(WHAT IS REQUIRED)
Go through the records below line by line, counting those that contain the word "image"; answer with the count only.

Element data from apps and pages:
************

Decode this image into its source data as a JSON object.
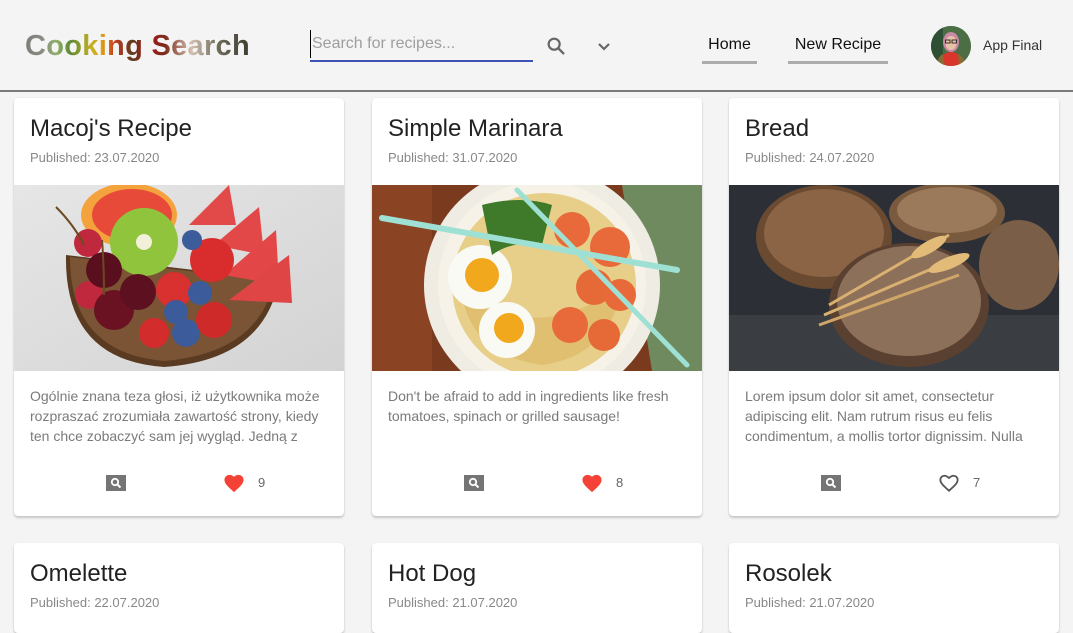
{
  "header": {
    "logo": "Cooking Search",
    "search": {
      "placeholder": "Search for recipes...",
      "value": ""
    },
    "search_icon": "search-icon",
    "expand_icon": "chevron-down-icon",
    "nav": [
      {
        "label": "Home"
      },
      {
        "label": "New Recipe"
      }
    ],
    "user": {
      "name": "App Final"
    }
  },
  "colors": {
    "accent": "#3f51b5",
    "like_active": "#f44336",
    "like_inactive": "#555555",
    "view_icon_bg": "#757575"
  },
  "recipes": [
    {
      "title": "Macoj's Recipe",
      "published": "Published: 23.07.2020",
      "image": "fruit-bowl",
      "description": "Ogólnie znana teza głosi, iż użytkownika może rozpraszać zrozumiała zawartość strony, kiedy ten chce zobaczyć sam jej wygląd. Jedną z mocnych stron używania Lorem Ipsum jest to, że ma wiele różnych",
      "likes": "9",
      "liked": true
    },
    {
      "title": "Simple Marinara",
      "published": "Published: 31.07.2020",
      "image": "ramen-bowl",
      "description": "Don't be afraid to add in ingredients like fresh tomatoes, spinach or grilled sausage!",
      "likes": "8",
      "liked": true
    },
    {
      "title": "Bread",
      "published": "Published: 24.07.2020",
      "image": "bread-loaves",
      "description": "Lorem ipsum dolor sit amet, consectetur adipiscing elit. Nam rutrum risus eu felis condimentum, a mollis tortor dignissim. Nulla facilisi. Sed nec tincidunt velit.",
      "likes": "7",
      "liked": false
    },
    {
      "title": "Omelette",
      "published": "Published: 22.07.2020"
    },
    {
      "title": "Hot Dog",
      "published": "Published: 21.07.2020"
    },
    {
      "title": "Rosolek",
      "published": "Published: 21.07.2020"
    }
  ]
}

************

(RESPONSE AREA)
4